Write out the data again exactly, skipping every picture.
** Opening Stored data block **
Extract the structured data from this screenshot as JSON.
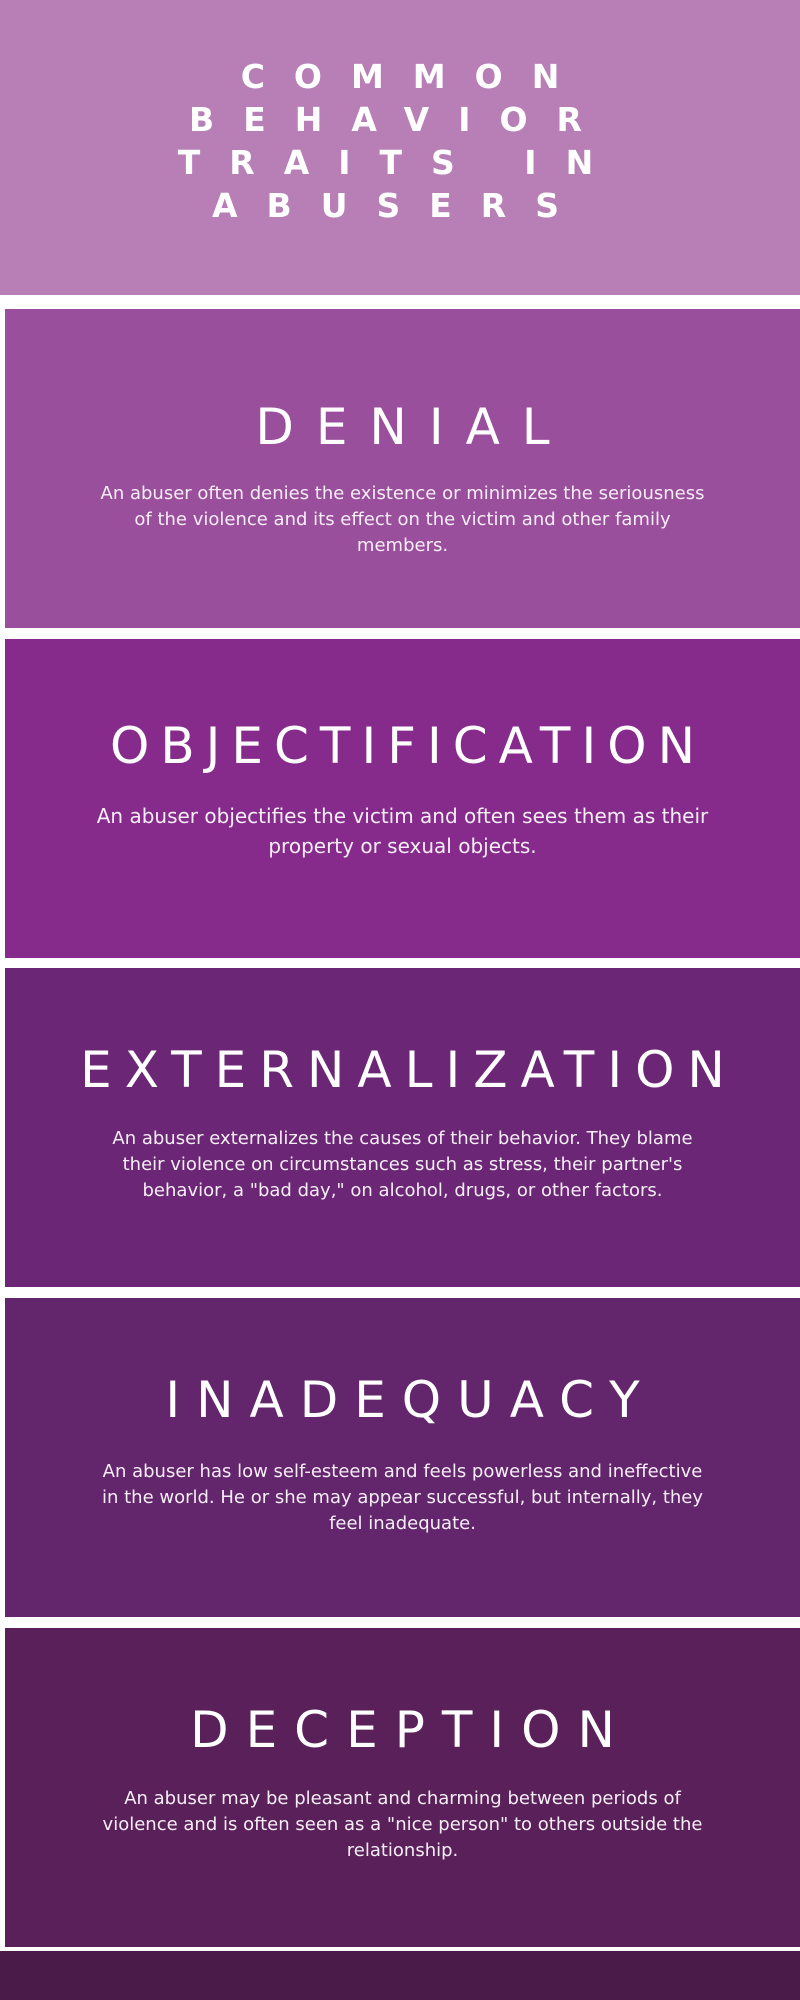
{
  "header": {
    "title": "COMMON\nBEHAVIOR\nTRAITS IN\nABUSERS",
    "color": "#b77fb6"
  },
  "sections": [
    {
      "title": "DENIAL",
      "body": "An abuser often denies the existence or minimizes the seriousness of the violence and its effect on the victim and other family members.",
      "color": "#9a4f9c"
    },
    {
      "title": "OBJECTIFICATION",
      "body": "An abuser objectifies the victim and often sees them as their property or sexual objects.",
      "color": "#862b8c"
    },
    {
      "title": "EXTERNALIZATION",
      "body": "An abuser externalizes the causes of their behavior. They blame their violence on circumstances such as stress, their partner's behavior, a \"bad day,\" on alcohol, drugs, or other factors.",
      "color": "#6b2775"
    },
    {
      "title": "INADEQUACY",
      "body": "An abuser has low self-esteem and feels powerless and ineffective in the world. He or she may appear successful, but internally, they feel inadequate.",
      "color": "#63256c"
    },
    {
      "title": "DECEPTION",
      "body": "An abuser may be pleasant and charming between periods of violence and is often seen as a \"nice person\" to others outside the relationship.",
      "color": "#5a2059"
    }
  ],
  "footer": {
    "color": "#4a1a48"
  }
}
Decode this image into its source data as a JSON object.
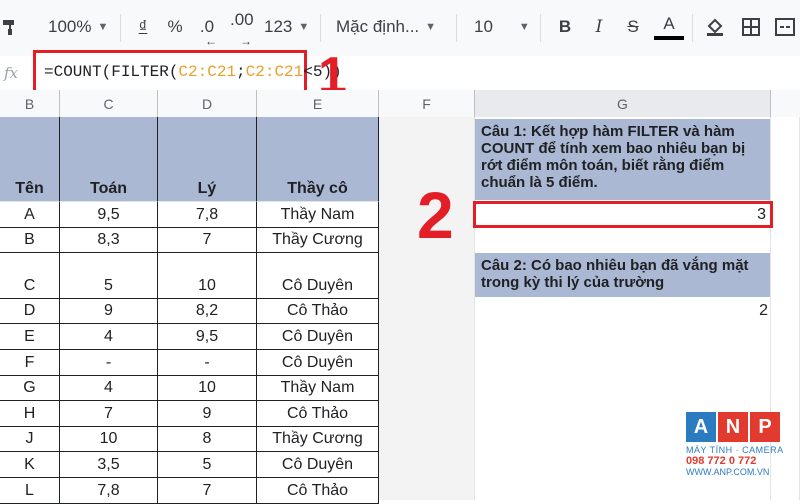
{
  "toolbar": {
    "zoom": "100%",
    "currency": "₫",
    "percent": "%",
    "dec_decrease": ".0",
    "dec_increase": ".00",
    "more_formats": "123",
    "font": "Mặc định...",
    "font_size": "10",
    "bold": "B",
    "italic": "I",
    "strike": "S",
    "text_color": "A"
  },
  "formula_bar": {
    "fx_label": "fx",
    "formula_prefix": "=COUNT(FILTER(",
    "ref1": "C2:C21",
    "sep": ";",
    "ref2": "C2:C21",
    "formula_suffix": "<5))"
  },
  "annotations": {
    "one": "1",
    "two": "2"
  },
  "columns": [
    "B",
    "C",
    "D",
    "E",
    "F",
    "G"
  ],
  "table": {
    "headers": [
      "Tên",
      "Toán",
      "Lý",
      "Thầy cô"
    ],
    "rows": [
      [
        "A",
        "9,5",
        "7,8",
        "Thầy Nam"
      ],
      [
        "B",
        "8,3",
        "7",
        "Thầy Cương"
      ],
      [
        "C",
        "5",
        "10",
        "Cô Duyên"
      ],
      [
        "D",
        "9",
        "8,2",
        "Cô Thảo"
      ],
      [
        "E",
        "4",
        "9,5",
        "Cô Duyên"
      ],
      [
        "F",
        "-",
        "-",
        "Cô Duyên"
      ],
      [
        "G",
        "4",
        "10",
        "Thầy Nam"
      ],
      [
        "H",
        "7",
        "9",
        "Cô Thảo"
      ],
      [
        "J",
        "10",
        "8",
        "Thầy Cương"
      ],
      [
        "K",
        "3,5",
        "5",
        "Cô Duyên"
      ],
      [
        "L",
        "7,8",
        "7",
        "Cô Thảo"
      ]
    ]
  },
  "questions": {
    "q1": "Câu 1: Kết hợp hàm FILTER và hàm COUNT để tính xem bao nhiêu bạn bị rớt điểm môn toán, biết rằng điểm chuẩn là 5 điểm.",
    "a1": "3",
    "q2": "Câu 2: Có bao nhiêu bạn đã vắng mặt trong kỳ thi lý của trường",
    "a2": "2"
  },
  "logo": {
    "letters": [
      "A",
      "N",
      "P"
    ],
    "line1": "MÁY TÍNH · CAMERA",
    "phone": "098 772 0 772",
    "site": "WWW.ANP.COM.VN"
  },
  "colors": {
    "accent_red": "#e41e26",
    "header_blue": "#aab8d4",
    "logo_blue": "#2b7bc0",
    "logo_red": "#e23a2e"
  }
}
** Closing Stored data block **
__Solution__:
Extract the structured data from this screenshot as JSON.
{
  "header": {
    "title": "COMMON\nBEHAVIOR\nTRAITS IN\nABUSERS",
    "color": "#b77fb6"
  },
  "sections": [
    {
      "title": "DENIAL",
      "body": "An abuser often denies the existence or minimizes the seriousness of the violence and its effect on the victim and other family members.",
      "color": "#9a4f9c"
    },
    {
      "title": "OBJECTIFICATION",
      "body": "An abuser objectifies the victim and often sees them as their property or sexual objects.",
      "color": "#862b8c"
    },
    {
      "title": "EXTERNALIZATION",
      "body": "An abuser externalizes the causes of their behavior. They blame their violence on circumstances such as stress, their partner's behavior, a \"bad day,\" on alcohol, drugs, or other factors.",
      "color": "#6b2775"
    },
    {
      "title": "INADEQUACY",
      "body": "An abuser has low self-esteem and feels powerless and ineffective in the world. He or she may appear successful, but internally, they feel inadequate.",
      "color": "#63256c"
    },
    {
      "title": "DECEPTION",
      "body": "An abuser may be pleasant and charming between periods of violence and is often seen as a \"nice person\" to others outside the relationship.",
      "color": "#5a2059"
    }
  ],
  "footer": {
    "color": "#4a1a48"
  }
}
Decode this image into its source data as a JSON object.
{
  "toolbar": {
    "zoom": "100%",
    "currency": "₫",
    "percent": "%",
    "dec_decrease": ".0",
    "dec_increase": ".00",
    "more_formats": "123",
    "font": "Mặc định...",
    "font_size": "10",
    "bold": "B",
    "italic": "I",
    "strike": "S",
    "text_color": "A"
  },
  "formula_bar": {
    "fx_label": "fx",
    "formula_prefix": "=COUNT(FILTER(",
    "ref1": "C2:C21",
    "sep": ";",
    "ref2": "C2:C21",
    "formula_suffix": "<5))"
  },
  "annotations": {
    "one": "1",
    "two": "2"
  },
  "columns": [
    "B",
    "C",
    "D",
    "E",
    "F",
    "G"
  ],
  "table": {
    "headers": [
      "Tên",
      "Toán",
      "Lý",
      "Thầy cô"
    ],
    "rows": [
      [
        "A",
        "9,5",
        "7,8",
        "Thầy Nam"
      ],
      [
        "B",
        "8,3",
        "7",
        "Thầy Cương"
      ],
      [
        "C",
        "5",
        "10",
        "Cô Duyên"
      ],
      [
        "D",
        "9",
        "8,2",
        "Cô Thảo"
      ],
      [
        "E",
        "4",
        "9,5",
        "Cô Duyên"
      ],
      [
        "F",
        "-",
        "-",
        "Cô Duyên"
      ],
      [
        "G",
        "4",
        "10",
        "Thầy Nam"
      ],
      [
        "H",
        "7",
        "9",
        "Cô Thảo"
      ],
      [
        "J",
        "10",
        "8",
        "Thầy Cương"
      ],
      [
        "K",
        "3,5",
        "5",
        "Cô Duyên"
      ],
      [
        "L",
        "7,8",
        "7",
        "Cô Thảo"
      ]
    ]
  },
  "questions": {
    "q1": "Câu 1: Kết hợp hàm FILTER và hàm COUNT để tính xem bao nhiêu bạn bị rớt điểm môn toán, biết rằng điểm chuẩn là 5 điểm.",
    "a1": "3",
    "q2": "Câu 2: Có bao nhiêu bạn đã vắng mặt trong kỳ thi lý của trường",
    "a2": "2"
  },
  "logo": {
    "letters": [
      "A",
      "N",
      "P"
    ],
    "line1": "MÁY TÍNH · CAMERA",
    "phone": "098 772 0 772",
    "site": "WWW.ANP.COM.VN"
  },
  "colors": {
    "accent_red": "#e41e26",
    "header_blue": "#aab8d4",
    "logo_blue": "#2b7bc0",
    "logo_red": "#e23a2e"
  }
}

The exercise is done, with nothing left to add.